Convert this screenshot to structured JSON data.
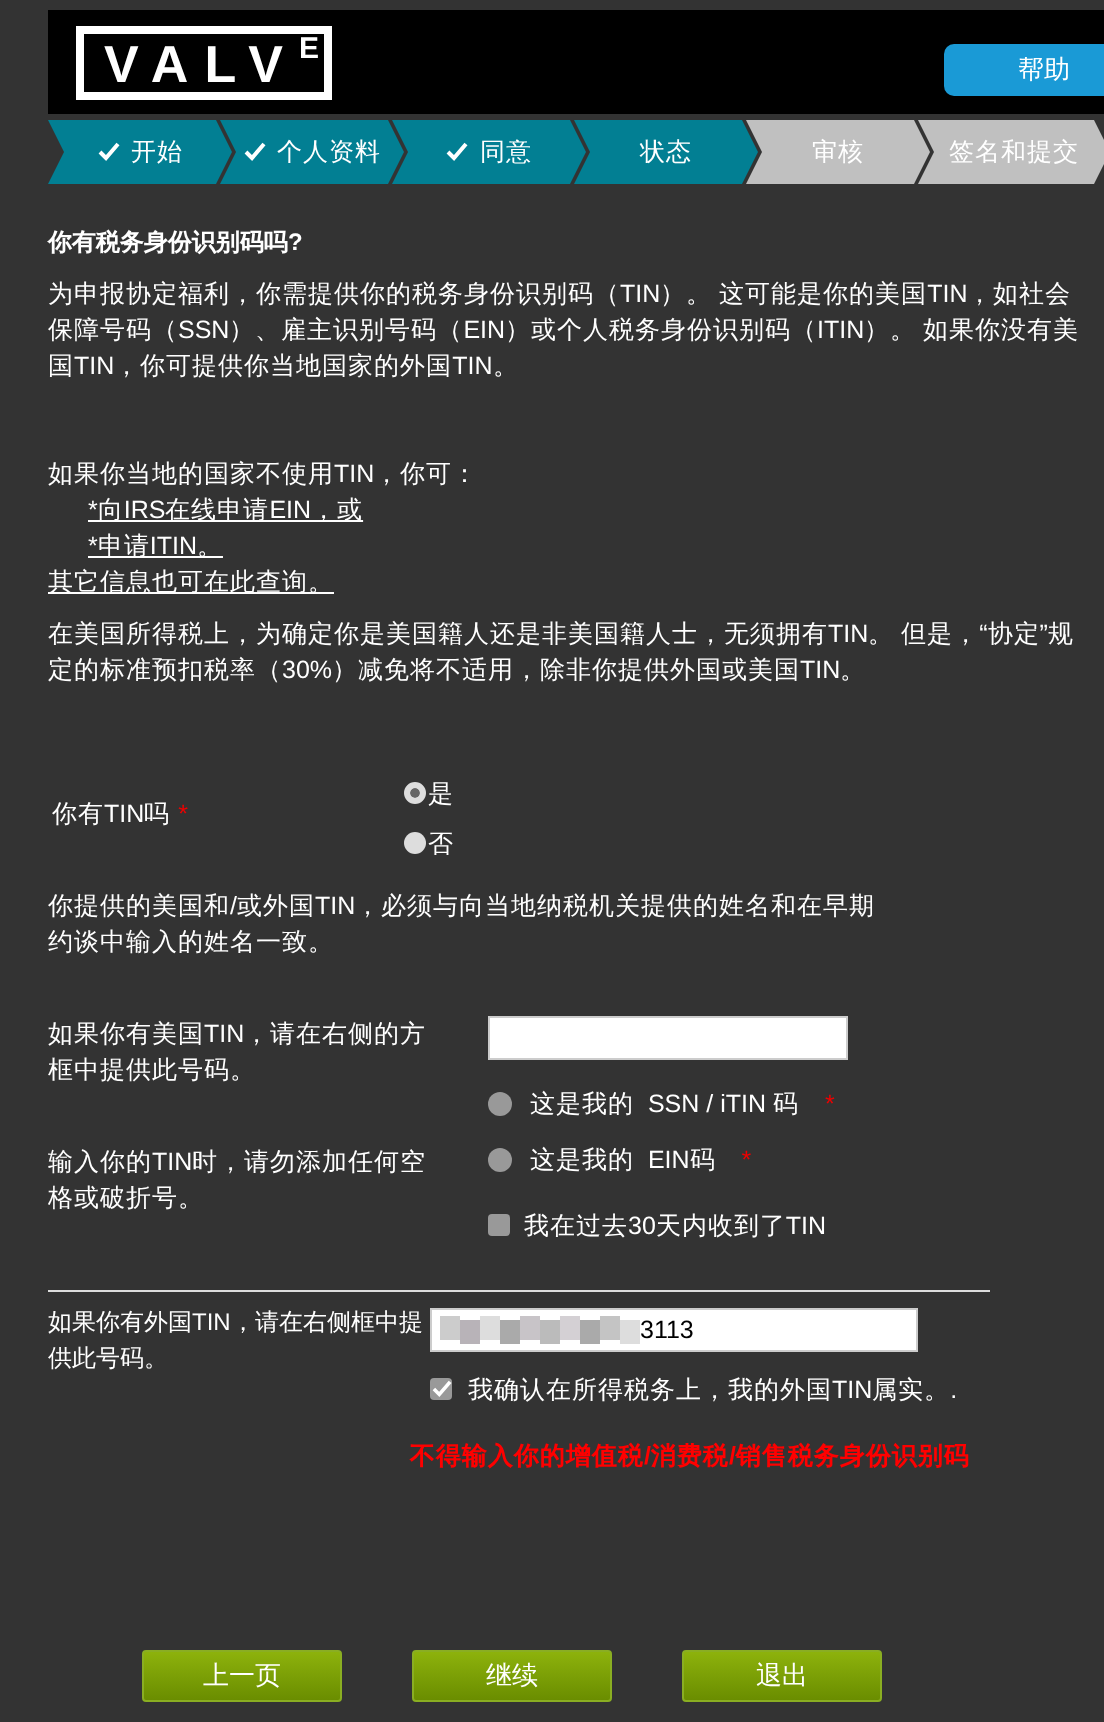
{
  "header": {
    "logo": "VALV$^{E}$",
    "help_button": "帮助"
  },
  "steps": [
    {
      "label": "开始",
      "done": true,
      "reached": true
    },
    {
      "label": "个人资料",
      "done": true,
      "reached": true
    },
    {
      "label": "同意",
      "done": true,
      "reached": true
    },
    {
      "label": "状态",
      "done": false,
      "reached": true
    },
    {
      "label": "审核",
      "done": false,
      "reached": false
    },
    {
      "label": "签名和提交",
      "done": false,
      "reached": false
    }
  ],
  "title": "你有税务身份识别码吗?",
  "intro": "为申报协定福利，你需提供你的税务身份识别码（TIN）。 这可能是你的美国TIN，如社会保障号码（SSN）、雇主识别号码（EIN）或个人税务身份识别码（ITIN）。 如果你没有美国TIN，你可提供你当地国家的外国TIN。",
  "no_tin_intro": "如果你当地的国家不使用TIN，你可：",
  "links": [
    "*向IRS在线申请EIN，或",
    "*申请ITIN。"
  ],
  "more_info_link": "其它信息也可在此查询。",
  "note": "在美国所得税上，为确定你是美国籍人还是非美国籍人士，无须拥有TIN。 但是，“协定”规定的标准预扣税率（30%）减免将不适用，除非你提供外国或美国TIN。",
  "has_tin": {
    "label": "你有TIN吗",
    "required_mark": "*",
    "options": [
      {
        "label": "是",
        "selected": true
      },
      {
        "label": "否",
        "selected": false
      }
    ]
  },
  "match_note": "你提供的美国和/或外国TIN，必须与向当地纳税机关提供的姓名和在早期约谈中输入的姓名一致。",
  "us_tin": {
    "label": "如果你有美国TIN，请在右侧的方框中提供此号码。",
    "hint": "输入你的TIN时，请勿添加任何空格或破折号。",
    "types": [
      {
        "label": "这是我的  SSN / iTIN 码",
        "required_mark": "*",
        "selected": false
      },
      {
        "label": "这是我的  EIN码",
        "required_mark": "*",
        "selected": false
      }
    ],
    "recent": {
      "label": "我在过去30天内收到了TIN",
      "checked": false
    }
  },
  "foreign_tin": {
    "label": "如果你有外国TIN，请在右侧框中提供此号码。",
    "value": "3113",
    "redacted": true,
    "confirm": {
      "label": "我确认在所得税务上，我的外国TIN属实。.",
      "checked": true
    },
    "warning": "不得输入你的增值税/消费税/销售税务身份识别码"
  },
  "buttons": [
    "上一页",
    "继续",
    "退出"
  ]
}
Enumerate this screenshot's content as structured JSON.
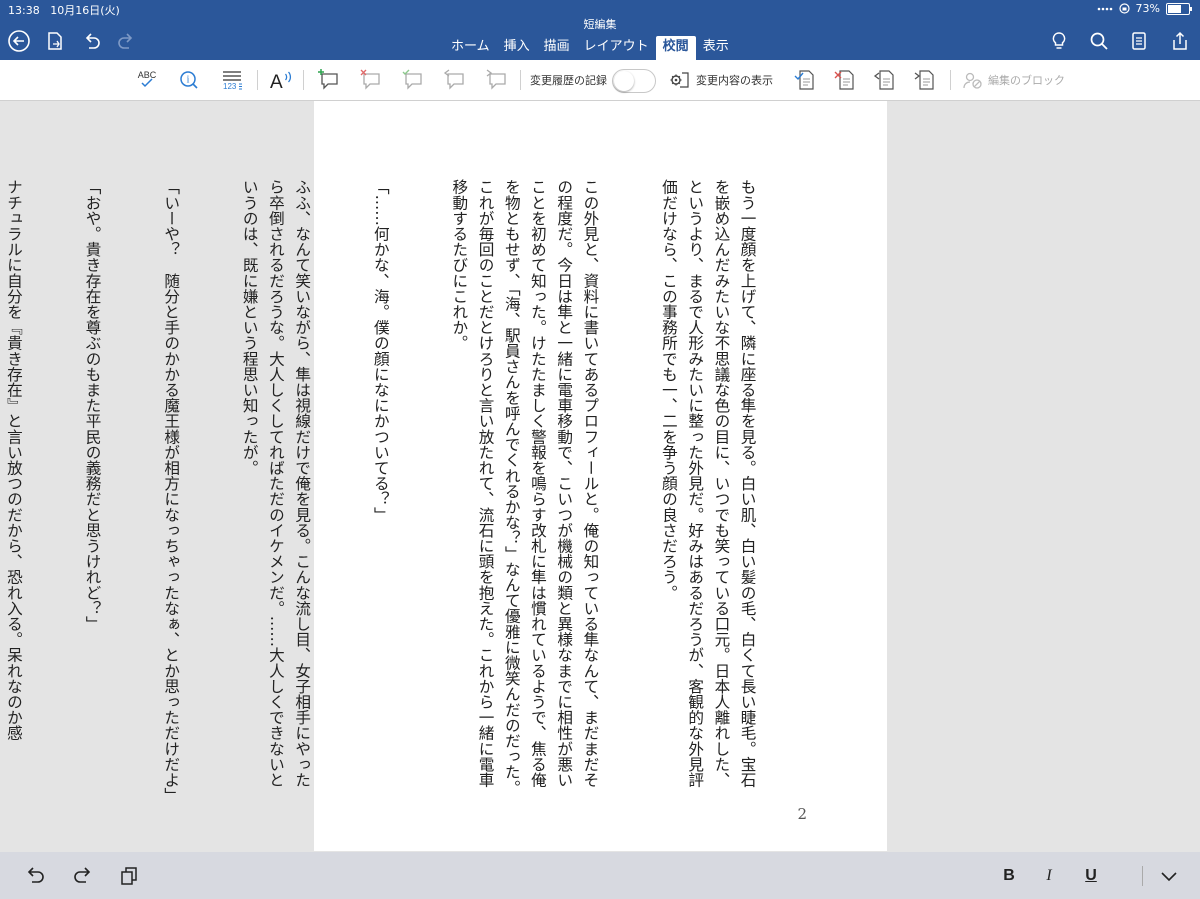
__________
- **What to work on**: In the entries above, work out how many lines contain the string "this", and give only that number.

- **Response box**: 2